→ **DATA SHOWN**
┄┄┄┄┄┄┄┄┄┄
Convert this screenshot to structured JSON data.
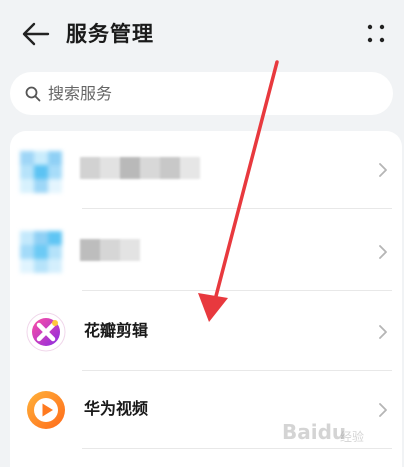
{
  "header": {
    "title": "服务管理",
    "back_icon": "arrow-left-icon",
    "more_icon": "four-dots-icon"
  },
  "search": {
    "placeholder": "搜索服务",
    "value": ""
  },
  "services": [
    {
      "name": "",
      "icon": "blurred-icon"
    },
    {
      "name": "",
      "icon": "blurred-icon"
    },
    {
      "name": "花瓣剪辑",
      "icon": "petal-clip-icon"
    },
    {
      "name": "华为视频",
      "icon": "huawei-video-icon"
    }
  ],
  "annotation": {
    "arrow_color": "#e8393e"
  },
  "watermark": {
    "text": "Baidu",
    "sub": "经验"
  },
  "colors": {
    "background": "#f1f3f5",
    "card": "#ffffff",
    "arrow": "#e8393e"
  }
}
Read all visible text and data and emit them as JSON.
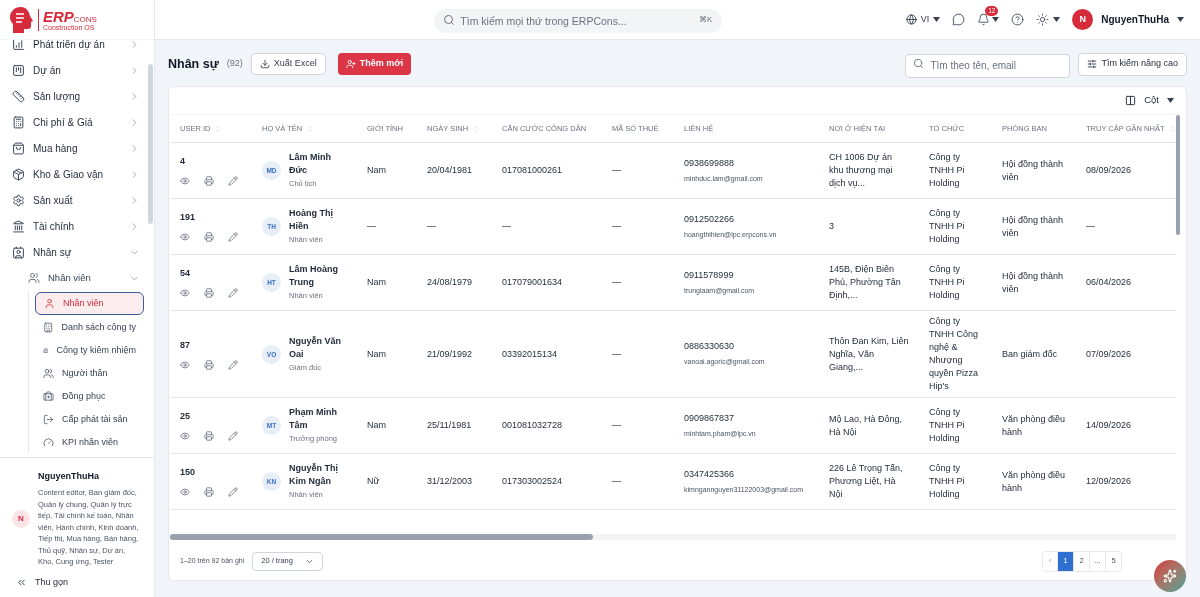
{
  "logo": {
    "name": "ERP",
    "suffix": "CONS",
    "tagline": "Construction OS"
  },
  "header": {
    "search_placeholder": "Tìm kiếm mọi thứ trong ERPCons...",
    "shortcut": "⌘K",
    "language": "VI",
    "notifications": "12",
    "user": "NguyenThuHa",
    "avatar": "N"
  },
  "sidebar": {
    "items": [
      {
        "label": "Phát triển dự án",
        "expanded": false
      },
      {
        "label": "Dự án",
        "expanded": false
      },
      {
        "label": "Sản lượng",
        "expanded": false
      },
      {
        "label": "Chi phí & Giá",
        "expanded": false
      },
      {
        "label": "Mua hàng",
        "expanded": false
      },
      {
        "label": "Kho & Giao vận",
        "expanded": false
      },
      {
        "label": "Sản xuất",
        "expanded": false
      },
      {
        "label": "Tài chính",
        "expanded": false
      },
      {
        "label": "Nhân sự",
        "expanded": true,
        "children": [
          {
            "label": "Nhân viên",
            "expanded": true,
            "children": [
              {
                "label": "Nhân viên",
                "selected": true
              },
              {
                "label": "Danh sách công ty",
                "selected": false
              },
              {
                "label": "Công ty kiêm nhiệm",
                "selected": false
              },
              {
                "label": "Người thân",
                "selected": false
              },
              {
                "label": "Đồng phục",
                "selected": false
              },
              {
                "label": "Cấp phát tài sản",
                "selected": false
              },
              {
                "label": "KPI nhân viên",
                "selected": false
              }
            ]
          }
        ]
      }
    ],
    "user": {
      "name": "NguyenThuHa",
      "avatar": "N",
      "roles": "Content editor, Ban giám đốc, Quản lý chung, Quản lý trực tiếp, Tài chính kế toán, Nhân viên, Hành chính, Kinh doanh, Tiếp thị, Mua hàng, Bán hàng, Thủ quỹ, Nhân sự, Dự án, Kho, Cung ứng, Tester"
    },
    "collapse": "Thu gọn"
  },
  "page": {
    "title": "Nhân sự",
    "count": "(92)",
    "export": "Xuất Excel",
    "add": "Thêm mới",
    "search_placeholder": "Tìm theo tên, email",
    "advanced": "Tìm kiếm nâng cao",
    "columns_button": "Cột"
  },
  "table": {
    "columns": [
      {
        "label": "USER ID",
        "sortable": true
      },
      {
        "label": "HỌ VÀ TÊN",
        "sortable": true
      },
      {
        "label": "GIỚI TÍNH",
        "sortable": false
      },
      {
        "label": "NGÀY SINH",
        "sortable": true
      },
      {
        "label": "CĂN CƯỚC CÔNG DÂN",
        "sortable": false
      },
      {
        "label": "MÃ SỐ THUẾ",
        "sortable": false
      },
      {
        "label": "LIÊN HỆ",
        "sortable": false
      },
      {
        "label": "NƠI Ở HIỆN TẠI",
        "sortable": false
      },
      {
        "label": "TỔ CHỨC",
        "sortable": false
      },
      {
        "label": "PHÒNG BAN",
        "sortable": false
      },
      {
        "label": "TRUY CẬP GẦN NHẤT",
        "sortable": true
      }
    ],
    "rows": [
      {
        "id": "4",
        "initials": "MD",
        "name": "Lâm Minh Đức",
        "role": "Chủ tịch",
        "gender": "Nam",
        "dob": "20/04/1981",
        "cccd": "017081000261",
        "tax": "—",
        "phone": "0938699888",
        "email": "minhduc.lam@gmail.com",
        "address": "CH 1006 Dự án khu thương mại dịch vụ...",
        "org": "Công ty TNHH Pi Holding",
        "dept": "Hội đồng thành viên",
        "last": "08/09/2026"
      },
      {
        "id": "191",
        "initials": "TH",
        "name": "Hoàng Thị Hiền",
        "role": "Nhân viên",
        "gender": "—",
        "dob": "—",
        "cccd": "—",
        "tax": "—",
        "phone": "0912502266",
        "email": "hoangthihien@lpc.erpcons.vn",
        "address": "3",
        "org": "Công ty TNHH Pi Holding",
        "dept": "Hội đồng thành viên",
        "last": "—"
      },
      {
        "id": "54",
        "initials": "HT",
        "name": "Lâm Hoàng Trung",
        "role": "Nhân viên",
        "gender": "Nam",
        "dob": "24/08/1979",
        "cccd": "017079001634",
        "tax": "—",
        "phone": "0911578999",
        "email": "trunglaam@gmail.com",
        "address": "145B, Điện Biên Phủ, Phường Tân Định,...",
        "org": "Công ty TNHH Pi Holding",
        "dept": "Hội đồng thành viên",
        "last": "06/04/2026"
      },
      {
        "id": "87",
        "initials": "VO",
        "name": "Nguyễn Văn Oai",
        "role": "Giám đốc",
        "gender": "Nam",
        "dob": "21/09/1992",
        "cccd": "03392015134",
        "tax": "—",
        "phone": "0886330630",
        "email": "vanoai.agoric@gmail.com",
        "address": "Thôn Đan Kim, Liên Nghĩa, Văn Giang,...",
        "org": "Công ty TNHH Công nghệ & Nhượng quyền Pizza Hip's",
        "dept": "Ban giám đốc",
        "last": "07/09/2026"
      },
      {
        "id": "25",
        "initials": "MT",
        "name": "Phạm Minh Tâm",
        "role": "Trưởng phòng",
        "gender": "Nam",
        "dob": "25/11/1981",
        "cccd": "001081032728",
        "tax": "—",
        "phone": "0909867837",
        "email": "minhtam.pham@lpc.vn",
        "address": "Mộ Lao, Hà Đông, Hà Nội",
        "org": "Công ty TNHH Pi Holding",
        "dept": "Văn phòng điều hành",
        "last": "14/09/2026"
      },
      {
        "id": "150",
        "initials": "KN",
        "name": "Nguyễn Thị Kim Ngân",
        "role": "Nhân viên",
        "gender": "Nữ",
        "dob": "31/12/2003",
        "cccd": "017303002524",
        "tax": "—",
        "phone": "0347425366",
        "email": "kimngannguyen31122003@gmail.com",
        "address": "226 Lê Trọng Tấn, Phương Liệt, Hà Nội",
        "org": "Công ty TNHH Pi Holding",
        "dept": "Văn phòng điều hành",
        "last": "12/09/2026"
      }
    ]
  },
  "footer": {
    "range": "1–20 trên 92 bản ghi",
    "page_size": "20 / trang",
    "prev": "‹",
    "pages": [
      {
        "label": "1",
        "selected": true
      },
      {
        "label": "2",
        "selected": false
      },
      {
        "label": "...",
        "selected": false
      },
      {
        "label": "5",
        "selected": false
      }
    ]
  }
}
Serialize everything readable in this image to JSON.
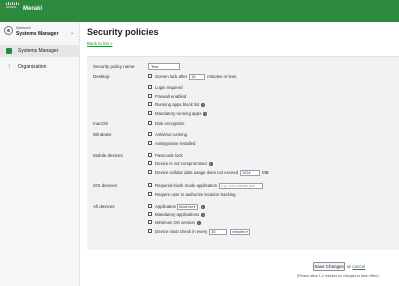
{
  "brand": {
    "cisco": "cisco",
    "product": "Meraki",
    "accent": "#2b8a3e"
  },
  "sidebar": {
    "network_label": "Network",
    "network_name": "Systems Manager",
    "items": [
      {
        "label": "Systems Manager",
        "icon": "systems-manager-icon",
        "active": true
      },
      {
        "label": "Organization",
        "icon": "organization-icon",
        "active": false
      }
    ]
  },
  "page": {
    "title": "Security policies",
    "back_link": "Back to list »"
  },
  "form": {
    "policy_name_label": "Security policy name",
    "policy_name_value": "Test",
    "sections": {
      "desktop": "Desktop",
      "macos": "macOS",
      "windows": "Windows",
      "mobile": "Mobile devices",
      "ios": "iOS devices",
      "all": "All devices"
    },
    "desktop": {
      "screen_lock_pre": "Screen lock after",
      "screen_lock_value": "15",
      "screen_lock_post": "minutes or less.",
      "login_required": "Login required",
      "firewall": "Firewall enabled",
      "running_apps_block": "Running apps block list",
      "mandatory_running": "Mandatory running apps"
    },
    "macos": {
      "disk_encryption": "Disk encryption"
    },
    "windows": {
      "antivirus": "Antivirus running",
      "antispyware": "Antispyware installed"
    },
    "mobile": {
      "passcode": "Passcode lock",
      "not_compromised": "Device is not compromised",
      "cellular_pre": "Device cellular data usage does not exceed",
      "cellular_value": "1024",
      "cellular_unit": "MB"
    },
    "ios": {
      "kiosk_label": "Required kiosk mode application",
      "kiosk_placeholder": "e.g. com.meraki.pcc",
      "location": "Require user to authorize location tracking"
    },
    "all": {
      "application": "Application",
      "application_select": "block list",
      "mandatory_apps": "Mandatory applications",
      "min_os": "Minimum OS version",
      "checkin_pre": "Device must check in every",
      "checkin_value": "30",
      "checkin_unit": "minutes"
    }
  },
  "footer": {
    "save": "Save Changes",
    "or": "or",
    "cancel": "cancel",
    "note": "(Please allow 1-2 minutes for changes to take effect.)"
  }
}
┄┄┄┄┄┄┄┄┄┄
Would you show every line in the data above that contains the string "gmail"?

→ **SOLVED PROBLEM**
        "email": "minhduc.lam@gmail.com",
        "email": "trunglaam@gmail.com",
        "email": "vanoai.agoric@gmail.com",
        "email": "kimngannguyen31122003@gmail.com",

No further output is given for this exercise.